Fallout from the sanctions that are dismantling the Russian economy, like the ending of international flights by Russian airlines, is often attributed to the current “circumstances” without further explanation.
Most television anchors and talk show hosts, even those who initially expressed vague reservations about the invasion, have quickly adjusted their comments. Some of the more prominent Kremlin cheerleaders have been targeted by Western sanctions. Italy, for example, seized the nearly $9 million Lake Como mansion owned by Vladimir Soloviev, a prominent talk show host.
Vyacheslav Nikonov, host of a current affairs program on Channel One called “The Great Game,” gave a belligerent speech in the Duma, or parliament, on the day after the invasion, which he echoed on his show.
He described how much he loved Ukrainians and their wonderful country. “I think Russia is, of course, interested in it being a prosperous, friendly country,” Nikonov said. “Our cause is just. We shall be victorious.”
The last lines echoed a radio address given by his grandfather and namesake, Vyacheslav Molotov, Stalin’s longtime foreign minister, on June 22, 1941, to announce that Nazi Germany had invaded, breaking a nonaggression treaty, the Molotov-Ribbentrop Pact.
This is all in sharp contrast to reports by Western and Ukrainian news media on the fighting in the northeast, with houses going up in flames and civilians lying dead in the streets. There was dramatic footage Saturday of a Russian MI-24 helicopter gunship erupting in a ball of flames after being struck by a surface-to-air missile.
The Kremlin has waged an extended assault on independent media for the past decade, and some of the last redoubts shut down last week in the face of the new law. That included two stalwarts: Echo of Moscow, an independent radio station that was kind of a family living room for liberal Russians, and TV Rain, a television channel that had bravely broadcast segments like an interview with the father of a young soldier shown captured in Ukraine.
For the younger generation that does not watch television news, Telegram has become the app of choice on both sides, said Kevin Rothrock, the managing editor for the English edition of Meduza, an independent news agency still operating from outside Russia.
Videos of President Volodymyr Zelenskyy of Ukraine speaking in Kyiv, for example, are posted there first. Scenes of angry Ukrainians shouting “Occupiers!” at Russian soldiers in Kherson or elsewhere are readily available, but not mentioned in Russia.
To try to reach the younger generation, Russia’s Ministry of Enlightenment and Ministry of Education have produced videos detailing the official explanation for the war; they were mandatory viewing in schools.
Novaya Gazeta, an independent newspaper whose editor, Dmitry Muratov, shared the Nobel Peace Prize last year, has tried to follow the new guidelines. In stories where people interviewed said “war,” for example, there are ellipses and the phrase “word prohibited by the Russian authorities.”

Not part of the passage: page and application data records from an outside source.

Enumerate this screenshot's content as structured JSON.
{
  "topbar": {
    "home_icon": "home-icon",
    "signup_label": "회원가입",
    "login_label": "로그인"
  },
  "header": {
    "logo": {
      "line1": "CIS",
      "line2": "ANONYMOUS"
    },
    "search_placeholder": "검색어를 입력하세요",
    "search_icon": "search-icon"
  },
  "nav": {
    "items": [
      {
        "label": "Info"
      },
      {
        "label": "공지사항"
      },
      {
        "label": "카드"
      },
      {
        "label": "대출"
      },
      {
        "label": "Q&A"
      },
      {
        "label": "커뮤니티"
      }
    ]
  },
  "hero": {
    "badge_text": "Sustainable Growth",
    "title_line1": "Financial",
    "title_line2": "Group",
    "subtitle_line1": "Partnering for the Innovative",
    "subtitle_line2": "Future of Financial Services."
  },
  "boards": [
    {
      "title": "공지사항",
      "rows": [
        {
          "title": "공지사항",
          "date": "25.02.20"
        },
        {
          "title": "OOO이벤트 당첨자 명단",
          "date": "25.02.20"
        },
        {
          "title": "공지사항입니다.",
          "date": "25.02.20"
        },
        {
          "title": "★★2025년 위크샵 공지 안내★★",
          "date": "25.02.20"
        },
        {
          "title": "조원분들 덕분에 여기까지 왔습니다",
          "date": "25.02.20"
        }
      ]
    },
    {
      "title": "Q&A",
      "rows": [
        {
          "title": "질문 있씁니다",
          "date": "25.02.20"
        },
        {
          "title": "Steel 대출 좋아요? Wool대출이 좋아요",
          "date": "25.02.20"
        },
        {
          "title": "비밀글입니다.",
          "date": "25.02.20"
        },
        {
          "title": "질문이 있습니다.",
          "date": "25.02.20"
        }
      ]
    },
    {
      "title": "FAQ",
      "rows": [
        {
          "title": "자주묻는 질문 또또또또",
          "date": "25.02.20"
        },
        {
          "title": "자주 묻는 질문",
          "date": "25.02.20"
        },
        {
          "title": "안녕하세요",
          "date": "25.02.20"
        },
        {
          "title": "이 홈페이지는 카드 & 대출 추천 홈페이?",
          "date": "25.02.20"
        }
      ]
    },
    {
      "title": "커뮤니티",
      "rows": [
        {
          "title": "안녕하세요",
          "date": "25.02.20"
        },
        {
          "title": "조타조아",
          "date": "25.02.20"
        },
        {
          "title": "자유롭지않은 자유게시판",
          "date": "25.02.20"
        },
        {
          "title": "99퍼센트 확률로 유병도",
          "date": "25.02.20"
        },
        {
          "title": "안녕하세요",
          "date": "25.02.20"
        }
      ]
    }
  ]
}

Some news circulated outside the official filtering. Leonid Ragozin, a freelance journalist, said that a relative on a Moscow bus was talking to a frightened friend in Kharkiv, with sirens wailing in the background. She put the call on speaker phone and the whole bus went silent to listen. Nobody complained.
Still, the onslaught of the official state version seems to be having the desired effect.
Various Russian polls show considerable support for the war — about two-thirds of the Russian public — although experts say that pressure to parrot the official line must be taken into account.
Kucher, the former independent TV host, said he was taken aback at how often the Kremlin talking points about fighting Nazis in Ukraine were echoed back to him in telephone conversations with former classmates.
“I was so stunned,” Kucher said. “I never would have thought that propaganda would have such an effect on people.”